Soon she’s part of a quartet of magic students, studying the visible and invisible, learning to change reality. But as she’s finding her footing, Sunny and her friends are asked by the magical authorities to help track down a career criminal who knows magic, too. Will their training be enough to help them combat a threat whose powers greatly outnumber theirs?
“Okorafor’s imagination is stunning.”
—The New York Times Book Review
Diana Bishop, a young scholar and a descendant of witches, discovers a long-lost and enchanted alchemical manuscript, Ashmole 782, deep in Oxford’s Bodleian Library. Its reappearance summons a fantastical underworld, which she navigates with her leading man, vampire geneticist Matthew Clairmont.
“A thoroughly grown-up novel packed with gorgeous historical detail and a gutsy, brainy heroine to match… Harkness writes with thrilling gusto about the magical world.”
The Rise and Fall of D.O.D.O. is brilliant, fast-paced, and told almost exclusively from the point of view of female characters. It will give you sore wrists because it’s a thick, heavy book, but you will not want to put it down.
An expert in ancient languages is hired by a mysterious government agency to translate some documents that suggest that magic actually once existed in the world. But the advance of science caused magic to disappear in 1851. However, the existence of a two-hundred-year-old witch and some fancy technology allow a limited amount of magic to occur in this world, and soon the language expert and others are being sent back in time to repair history. And, if they’re lucky, bring magic back to the world.
“Quantum physics, witchcraft, and multiple groups with conflicting agendas, playfully mixed with vernacular from several centuries and a dizzying number of acronyms, create a fascinating experiment in speculation and metafiction that never loses sight of the human foibles and affections of its cast.”

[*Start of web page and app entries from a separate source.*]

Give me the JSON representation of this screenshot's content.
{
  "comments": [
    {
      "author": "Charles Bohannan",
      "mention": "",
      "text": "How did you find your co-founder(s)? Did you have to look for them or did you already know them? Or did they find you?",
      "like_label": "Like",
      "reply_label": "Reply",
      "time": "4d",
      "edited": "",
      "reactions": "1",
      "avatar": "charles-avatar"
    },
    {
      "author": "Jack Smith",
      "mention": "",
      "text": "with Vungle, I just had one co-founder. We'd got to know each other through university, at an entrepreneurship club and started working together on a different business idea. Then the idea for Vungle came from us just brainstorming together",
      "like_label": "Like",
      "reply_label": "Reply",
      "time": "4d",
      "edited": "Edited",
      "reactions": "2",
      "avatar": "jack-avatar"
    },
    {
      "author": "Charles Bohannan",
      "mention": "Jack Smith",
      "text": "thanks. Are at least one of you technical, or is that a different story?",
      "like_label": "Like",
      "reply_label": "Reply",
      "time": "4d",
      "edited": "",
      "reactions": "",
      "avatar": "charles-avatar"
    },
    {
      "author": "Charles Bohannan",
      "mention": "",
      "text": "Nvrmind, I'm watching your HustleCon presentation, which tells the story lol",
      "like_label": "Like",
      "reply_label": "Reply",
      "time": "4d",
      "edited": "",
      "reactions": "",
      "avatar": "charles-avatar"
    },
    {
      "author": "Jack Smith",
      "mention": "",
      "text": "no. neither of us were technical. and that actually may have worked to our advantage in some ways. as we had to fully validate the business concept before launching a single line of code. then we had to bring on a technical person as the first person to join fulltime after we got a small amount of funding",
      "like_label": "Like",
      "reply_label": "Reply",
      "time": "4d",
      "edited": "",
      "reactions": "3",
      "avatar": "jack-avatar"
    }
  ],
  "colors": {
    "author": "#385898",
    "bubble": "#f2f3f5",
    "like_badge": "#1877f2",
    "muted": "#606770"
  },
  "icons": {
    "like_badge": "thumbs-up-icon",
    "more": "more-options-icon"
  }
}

Wyrd Sisters is the story of Granny Weatherwax, the most highly regarded non-leader a coven of non-social witches could ever have.
Generally, these loners don’t get involved in anything, much less royal intrigue. But then there are those times they can’t help it. As Granny Weatherwax is about to discover, though, it’s a lot harder to stir up trouble in the castle than some theatrical types would have you think… even when you’ve got a few unexpected spells up your sleeve.
Granny Weatherwax teams with two other witches—Nanny Ogg and Margat Garlick—as an unlikely alliance to save a prince and restore him to the throne of Lancre, in a tale that borrows—or is it parodies—some of William Shakespeare’s best-loved works.
As with many of his stories, Pratchett skewers common fantasy tropes while still having plenty of affection for his all-too-human characters.
By far the best witch book ever written, hands down, and I say this with no hesitation whatsoever, is Nyx.
In this heartwarming fantasy-horror novel, Nyx, a sarcastic, mildly homicidal fairy, is hurled into Hell, but instead of damned souls and devils, she finds only a group of confused, young human witches.
It’s hate at first sight.
But Nyx and the witches, whose magical skills are not quite polished, must work together to survive the ravages of Hell, and then the demon-infested nightmare Earth has become.
The motley crew searches for the Keys of Iron, Flame, and Sorrow, which will (hopefully) close the Gates of Hell. However, the dark queen Morda, who opened the Gates by tricking Lucifer himself, takes a special interest in obliterating the bickering group.
That is, if they don’t obliterate each other first…
“[W]itty, always surprising blend of fantasy and the supernatural, all wrapped up with a lively sense of humor… The characters are… well drawn, the jokes… always genuinely funny, and while it isn’t the equal of, say, Terry Pratchett, it’s at least living in the same neighborhood.”
—Don D’amassa’s Horror Review
Please note that the fact that I wrote Nyx does not bias me in any way in saying that it is the most astonishing piece of literature yet created by human civilization.